So far, Warren's 2020 strategy of shunning donors appears to be working. She raised nearly $25 million during the third quarter and touts a grassroots operation that yielded a $26 average donation during that period. She's repeatedly slammed rivals including former Vice President Joe Biden for relying on big-dollar donors to fund his 2020 presidential campaign and reversing his past opposition to outside money backing his candidacy.
But as recently as last year, Warren spent considerable time and money cultivating relationships with the very same types of donors she now derides. Since her election to the Senate in 2012, Warren has spent more than $2.6 million holding fundraisers and used some of the proceeds to seed her presidential run, which she got off the ground with a $10.4 million transfer from her Senate campaign account, according to an analysis of records by The Associated Press.
Over the years, she spent more than $1.6 million on fundraising consulting, nearly $500,000 on catering for fundraisers and at least $67,000 renting out event spaces, the AP's analysis found. That includes $43,000 spent at the four-star Charles Hotel in Cambridge, Massachusetts, where Warren lives, $38,000 at the five-star Fairmount Copley Plaza Hotel and almost $20,000 at City Winery, both in nearby Boston.

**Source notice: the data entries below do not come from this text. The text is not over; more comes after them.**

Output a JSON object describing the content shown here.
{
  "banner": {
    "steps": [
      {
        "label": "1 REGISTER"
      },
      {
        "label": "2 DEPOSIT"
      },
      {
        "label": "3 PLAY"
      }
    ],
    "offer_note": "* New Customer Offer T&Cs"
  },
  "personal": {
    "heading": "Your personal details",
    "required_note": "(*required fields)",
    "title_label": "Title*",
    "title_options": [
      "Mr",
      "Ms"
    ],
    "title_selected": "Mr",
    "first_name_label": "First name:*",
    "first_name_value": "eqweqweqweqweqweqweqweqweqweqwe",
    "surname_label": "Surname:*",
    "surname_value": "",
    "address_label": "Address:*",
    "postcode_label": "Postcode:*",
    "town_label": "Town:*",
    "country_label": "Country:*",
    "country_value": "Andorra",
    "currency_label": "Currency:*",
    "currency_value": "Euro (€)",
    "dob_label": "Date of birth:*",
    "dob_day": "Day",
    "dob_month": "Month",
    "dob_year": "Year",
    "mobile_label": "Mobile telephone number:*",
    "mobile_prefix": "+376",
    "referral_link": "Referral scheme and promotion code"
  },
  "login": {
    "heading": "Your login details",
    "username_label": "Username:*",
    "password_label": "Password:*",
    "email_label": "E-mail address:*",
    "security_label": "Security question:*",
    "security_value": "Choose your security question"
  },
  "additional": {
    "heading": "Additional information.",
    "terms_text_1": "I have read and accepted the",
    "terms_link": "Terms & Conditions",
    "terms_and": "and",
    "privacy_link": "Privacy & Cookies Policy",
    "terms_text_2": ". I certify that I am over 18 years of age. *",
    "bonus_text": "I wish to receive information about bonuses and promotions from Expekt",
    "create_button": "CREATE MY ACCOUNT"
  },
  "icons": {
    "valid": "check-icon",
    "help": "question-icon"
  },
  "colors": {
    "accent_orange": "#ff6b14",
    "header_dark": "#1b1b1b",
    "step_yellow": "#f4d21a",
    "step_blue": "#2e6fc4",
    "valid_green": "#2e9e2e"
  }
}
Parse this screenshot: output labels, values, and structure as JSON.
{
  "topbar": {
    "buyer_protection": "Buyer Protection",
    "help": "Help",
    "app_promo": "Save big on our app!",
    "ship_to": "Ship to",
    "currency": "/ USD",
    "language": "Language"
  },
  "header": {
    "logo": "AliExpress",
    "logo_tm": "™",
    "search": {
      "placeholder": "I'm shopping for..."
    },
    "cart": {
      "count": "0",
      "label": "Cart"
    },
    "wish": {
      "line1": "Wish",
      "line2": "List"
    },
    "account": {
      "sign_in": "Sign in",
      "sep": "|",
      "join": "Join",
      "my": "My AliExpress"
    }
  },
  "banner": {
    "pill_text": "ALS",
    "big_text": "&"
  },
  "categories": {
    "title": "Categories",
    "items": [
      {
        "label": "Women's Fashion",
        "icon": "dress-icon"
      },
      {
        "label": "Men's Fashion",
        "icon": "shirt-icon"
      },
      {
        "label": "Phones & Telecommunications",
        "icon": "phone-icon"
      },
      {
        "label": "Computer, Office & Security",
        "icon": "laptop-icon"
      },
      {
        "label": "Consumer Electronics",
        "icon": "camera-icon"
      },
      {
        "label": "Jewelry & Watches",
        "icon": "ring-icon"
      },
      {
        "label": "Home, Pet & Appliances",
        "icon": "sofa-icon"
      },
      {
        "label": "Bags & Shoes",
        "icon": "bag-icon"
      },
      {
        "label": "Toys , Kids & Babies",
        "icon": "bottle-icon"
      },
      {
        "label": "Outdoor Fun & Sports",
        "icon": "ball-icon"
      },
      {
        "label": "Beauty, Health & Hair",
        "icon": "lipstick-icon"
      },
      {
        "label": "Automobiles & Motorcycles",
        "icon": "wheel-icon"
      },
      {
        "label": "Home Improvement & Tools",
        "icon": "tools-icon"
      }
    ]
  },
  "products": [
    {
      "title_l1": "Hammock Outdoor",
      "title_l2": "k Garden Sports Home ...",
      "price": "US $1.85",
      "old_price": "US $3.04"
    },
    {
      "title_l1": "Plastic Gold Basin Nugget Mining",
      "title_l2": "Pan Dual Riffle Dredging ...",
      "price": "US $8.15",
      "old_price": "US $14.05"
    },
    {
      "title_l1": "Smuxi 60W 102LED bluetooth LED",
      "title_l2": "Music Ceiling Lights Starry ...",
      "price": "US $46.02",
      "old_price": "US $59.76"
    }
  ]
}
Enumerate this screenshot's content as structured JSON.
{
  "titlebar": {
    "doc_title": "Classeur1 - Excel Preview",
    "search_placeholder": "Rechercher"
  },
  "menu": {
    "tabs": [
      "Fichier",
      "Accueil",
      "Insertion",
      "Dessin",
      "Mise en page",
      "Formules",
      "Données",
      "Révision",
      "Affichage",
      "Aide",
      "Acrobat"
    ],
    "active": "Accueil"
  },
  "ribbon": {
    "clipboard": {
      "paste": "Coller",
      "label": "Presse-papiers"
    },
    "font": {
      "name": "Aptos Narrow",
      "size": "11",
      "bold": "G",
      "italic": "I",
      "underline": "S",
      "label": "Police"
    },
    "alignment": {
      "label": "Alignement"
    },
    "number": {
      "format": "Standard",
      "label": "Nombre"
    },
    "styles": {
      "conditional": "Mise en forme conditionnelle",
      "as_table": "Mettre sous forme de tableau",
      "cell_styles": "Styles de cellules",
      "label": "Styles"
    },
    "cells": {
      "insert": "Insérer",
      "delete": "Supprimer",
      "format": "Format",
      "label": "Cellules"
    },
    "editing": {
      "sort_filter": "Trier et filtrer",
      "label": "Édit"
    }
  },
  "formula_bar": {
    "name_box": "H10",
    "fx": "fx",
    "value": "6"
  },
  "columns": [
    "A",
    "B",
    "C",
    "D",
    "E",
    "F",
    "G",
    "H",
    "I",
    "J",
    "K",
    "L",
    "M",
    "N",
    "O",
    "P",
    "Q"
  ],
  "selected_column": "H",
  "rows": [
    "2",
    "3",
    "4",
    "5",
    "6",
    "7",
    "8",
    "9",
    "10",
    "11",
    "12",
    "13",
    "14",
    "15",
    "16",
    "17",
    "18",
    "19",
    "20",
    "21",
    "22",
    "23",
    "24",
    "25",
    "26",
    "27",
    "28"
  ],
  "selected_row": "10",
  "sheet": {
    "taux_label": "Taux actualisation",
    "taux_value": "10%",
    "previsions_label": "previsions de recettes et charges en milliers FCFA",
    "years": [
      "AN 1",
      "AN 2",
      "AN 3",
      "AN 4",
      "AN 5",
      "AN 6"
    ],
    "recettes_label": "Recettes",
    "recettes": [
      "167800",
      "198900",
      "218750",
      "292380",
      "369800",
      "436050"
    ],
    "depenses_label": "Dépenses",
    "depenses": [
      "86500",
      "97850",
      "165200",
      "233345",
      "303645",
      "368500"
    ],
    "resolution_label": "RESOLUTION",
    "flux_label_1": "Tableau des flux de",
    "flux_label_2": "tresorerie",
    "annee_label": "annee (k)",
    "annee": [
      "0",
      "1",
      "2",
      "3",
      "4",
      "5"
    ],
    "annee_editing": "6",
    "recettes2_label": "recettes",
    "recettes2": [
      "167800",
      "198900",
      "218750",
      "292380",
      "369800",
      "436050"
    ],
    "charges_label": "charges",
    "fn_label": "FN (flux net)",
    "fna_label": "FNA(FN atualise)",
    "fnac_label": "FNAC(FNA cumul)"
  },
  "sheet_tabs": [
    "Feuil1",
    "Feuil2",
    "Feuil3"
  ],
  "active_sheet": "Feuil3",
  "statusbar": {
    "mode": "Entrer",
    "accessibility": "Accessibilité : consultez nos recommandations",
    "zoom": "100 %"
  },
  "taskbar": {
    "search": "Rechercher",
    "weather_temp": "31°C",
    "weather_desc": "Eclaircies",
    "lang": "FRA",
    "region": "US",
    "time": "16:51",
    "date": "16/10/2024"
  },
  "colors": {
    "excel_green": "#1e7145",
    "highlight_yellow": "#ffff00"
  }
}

Last year was one of Warren's top-spending years. She dropped $546,000 on fundraising while campaigning for reelection and laying the groundwork for her presidential run, records show. During that period she attended fundraisers hosted by Silicon Valley donor Karla Jurvetson, tech entrepreneur Stephen M. Silberstein, former Pennsylvania Gov. Ed Rendell and Stephen Cozen, the head of Cozen O'Connor, a Philadelphia law firm that reported making $2.1 million in lobbying fees in 2018, records show.
Rendell, who has helped Biden raise money for his presidential campaign, said he co-chaired the Warren fundraiser while she sought Senate reelection last year and donated $4,500. He said Warren sent him a handwritten thank you note then but slammed him and other past donors after they attended an April fundraiser for Biden.
"She attacked us, and I think 22 of us had given the maximum to her the year before at a swanky party in a swanky restaurant," Rendell said. "We were called bundlers and access-seekers and all sorts of names by Elizabeth, including me. And I'm not a rich guy. For me, giving $4,500 is a lot of money."